▶ [Work request]
If a line includes the word "fill", it belongs in the count; state the total for the data below and add nothing.

▶ [Records to use]
++++++
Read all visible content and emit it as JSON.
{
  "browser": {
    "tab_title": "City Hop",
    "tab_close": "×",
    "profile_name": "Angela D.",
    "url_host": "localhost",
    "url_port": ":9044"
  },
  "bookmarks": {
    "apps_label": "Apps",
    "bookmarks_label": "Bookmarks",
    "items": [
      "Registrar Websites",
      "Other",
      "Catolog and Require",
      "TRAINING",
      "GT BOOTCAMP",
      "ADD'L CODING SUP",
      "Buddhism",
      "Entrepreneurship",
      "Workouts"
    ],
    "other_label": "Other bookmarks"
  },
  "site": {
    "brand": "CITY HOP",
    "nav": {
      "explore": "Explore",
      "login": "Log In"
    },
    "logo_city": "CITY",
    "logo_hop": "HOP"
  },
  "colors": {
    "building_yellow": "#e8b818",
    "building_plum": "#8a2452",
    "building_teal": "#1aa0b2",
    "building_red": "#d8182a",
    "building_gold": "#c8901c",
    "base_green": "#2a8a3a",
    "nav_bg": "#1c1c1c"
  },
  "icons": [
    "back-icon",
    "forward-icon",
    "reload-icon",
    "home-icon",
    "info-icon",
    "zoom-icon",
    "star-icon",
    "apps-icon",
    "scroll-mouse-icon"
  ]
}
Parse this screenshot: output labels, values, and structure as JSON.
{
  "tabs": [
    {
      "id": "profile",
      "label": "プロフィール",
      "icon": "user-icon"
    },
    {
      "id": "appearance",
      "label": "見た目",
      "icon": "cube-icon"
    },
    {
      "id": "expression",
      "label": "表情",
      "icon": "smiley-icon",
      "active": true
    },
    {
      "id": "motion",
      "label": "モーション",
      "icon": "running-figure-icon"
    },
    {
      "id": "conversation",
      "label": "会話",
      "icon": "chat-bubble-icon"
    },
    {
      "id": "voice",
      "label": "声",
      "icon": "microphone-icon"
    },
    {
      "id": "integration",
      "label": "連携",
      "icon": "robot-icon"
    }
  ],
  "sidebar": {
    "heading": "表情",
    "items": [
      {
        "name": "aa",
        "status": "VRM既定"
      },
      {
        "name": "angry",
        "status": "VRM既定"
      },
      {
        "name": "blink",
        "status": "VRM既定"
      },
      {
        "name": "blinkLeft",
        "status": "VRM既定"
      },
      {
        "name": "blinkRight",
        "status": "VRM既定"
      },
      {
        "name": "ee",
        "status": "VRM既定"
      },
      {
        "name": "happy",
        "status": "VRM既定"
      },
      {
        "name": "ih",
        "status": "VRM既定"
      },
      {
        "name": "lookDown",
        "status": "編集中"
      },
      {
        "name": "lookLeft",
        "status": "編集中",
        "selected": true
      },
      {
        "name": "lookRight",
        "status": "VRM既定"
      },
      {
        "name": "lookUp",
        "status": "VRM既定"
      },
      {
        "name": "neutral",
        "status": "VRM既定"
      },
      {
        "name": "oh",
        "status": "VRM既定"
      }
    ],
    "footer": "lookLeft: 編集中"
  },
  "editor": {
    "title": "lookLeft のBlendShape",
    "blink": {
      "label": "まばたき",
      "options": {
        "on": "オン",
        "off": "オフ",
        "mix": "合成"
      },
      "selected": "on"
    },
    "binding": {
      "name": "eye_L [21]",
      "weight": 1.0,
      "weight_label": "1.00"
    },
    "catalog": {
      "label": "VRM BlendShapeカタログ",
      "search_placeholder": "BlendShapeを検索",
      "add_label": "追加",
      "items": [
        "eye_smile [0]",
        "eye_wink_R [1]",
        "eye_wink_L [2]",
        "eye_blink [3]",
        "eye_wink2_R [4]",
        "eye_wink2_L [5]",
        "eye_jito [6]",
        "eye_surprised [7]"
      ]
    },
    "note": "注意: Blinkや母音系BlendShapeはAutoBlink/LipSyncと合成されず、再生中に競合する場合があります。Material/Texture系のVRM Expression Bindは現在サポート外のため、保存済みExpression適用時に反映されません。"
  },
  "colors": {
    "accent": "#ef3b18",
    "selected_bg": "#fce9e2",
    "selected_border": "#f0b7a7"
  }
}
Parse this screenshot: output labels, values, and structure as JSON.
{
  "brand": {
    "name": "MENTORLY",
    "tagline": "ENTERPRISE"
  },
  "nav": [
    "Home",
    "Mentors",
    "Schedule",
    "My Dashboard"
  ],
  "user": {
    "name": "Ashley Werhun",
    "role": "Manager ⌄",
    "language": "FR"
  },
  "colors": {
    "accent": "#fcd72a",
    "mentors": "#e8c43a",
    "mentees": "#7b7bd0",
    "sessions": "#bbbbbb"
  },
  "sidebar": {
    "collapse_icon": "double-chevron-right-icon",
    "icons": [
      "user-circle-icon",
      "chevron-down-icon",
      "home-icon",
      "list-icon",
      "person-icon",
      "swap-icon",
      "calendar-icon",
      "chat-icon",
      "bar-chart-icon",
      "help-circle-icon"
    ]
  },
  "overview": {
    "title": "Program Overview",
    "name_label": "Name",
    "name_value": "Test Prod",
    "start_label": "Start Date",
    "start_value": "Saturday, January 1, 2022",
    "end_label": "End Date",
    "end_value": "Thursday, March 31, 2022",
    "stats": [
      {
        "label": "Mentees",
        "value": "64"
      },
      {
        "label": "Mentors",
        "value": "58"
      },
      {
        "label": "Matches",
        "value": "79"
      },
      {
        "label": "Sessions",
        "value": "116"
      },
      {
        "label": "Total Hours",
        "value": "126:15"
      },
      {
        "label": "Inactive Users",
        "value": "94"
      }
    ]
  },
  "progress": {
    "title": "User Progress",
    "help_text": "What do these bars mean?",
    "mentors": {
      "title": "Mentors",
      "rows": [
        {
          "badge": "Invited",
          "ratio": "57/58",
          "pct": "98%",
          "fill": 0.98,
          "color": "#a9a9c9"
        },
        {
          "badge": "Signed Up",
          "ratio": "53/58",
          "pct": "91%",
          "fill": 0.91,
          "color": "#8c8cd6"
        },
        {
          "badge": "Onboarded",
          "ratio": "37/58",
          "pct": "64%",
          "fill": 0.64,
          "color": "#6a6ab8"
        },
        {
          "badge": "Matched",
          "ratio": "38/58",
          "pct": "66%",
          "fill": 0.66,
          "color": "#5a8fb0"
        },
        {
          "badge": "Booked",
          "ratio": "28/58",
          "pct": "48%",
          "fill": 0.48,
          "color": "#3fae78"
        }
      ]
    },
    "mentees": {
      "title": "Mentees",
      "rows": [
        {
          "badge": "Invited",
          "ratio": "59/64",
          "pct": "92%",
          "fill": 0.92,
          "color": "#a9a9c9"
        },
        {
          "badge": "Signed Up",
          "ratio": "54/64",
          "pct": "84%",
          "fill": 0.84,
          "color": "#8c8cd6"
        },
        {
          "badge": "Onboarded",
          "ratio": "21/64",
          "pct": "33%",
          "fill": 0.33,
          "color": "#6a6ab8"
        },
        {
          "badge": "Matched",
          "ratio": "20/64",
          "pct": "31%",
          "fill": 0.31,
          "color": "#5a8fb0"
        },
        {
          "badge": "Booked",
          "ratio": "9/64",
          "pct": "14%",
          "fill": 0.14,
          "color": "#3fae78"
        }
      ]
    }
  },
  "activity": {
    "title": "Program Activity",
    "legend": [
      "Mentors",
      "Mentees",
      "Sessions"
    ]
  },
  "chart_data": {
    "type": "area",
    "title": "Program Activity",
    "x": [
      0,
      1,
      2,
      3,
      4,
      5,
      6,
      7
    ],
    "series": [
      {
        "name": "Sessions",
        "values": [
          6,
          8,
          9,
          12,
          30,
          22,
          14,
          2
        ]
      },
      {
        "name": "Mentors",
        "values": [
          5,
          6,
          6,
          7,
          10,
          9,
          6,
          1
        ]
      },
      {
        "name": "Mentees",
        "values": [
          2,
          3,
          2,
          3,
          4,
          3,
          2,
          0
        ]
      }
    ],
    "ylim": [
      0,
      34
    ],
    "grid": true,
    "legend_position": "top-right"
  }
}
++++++
▶ [Output for this exercise]
10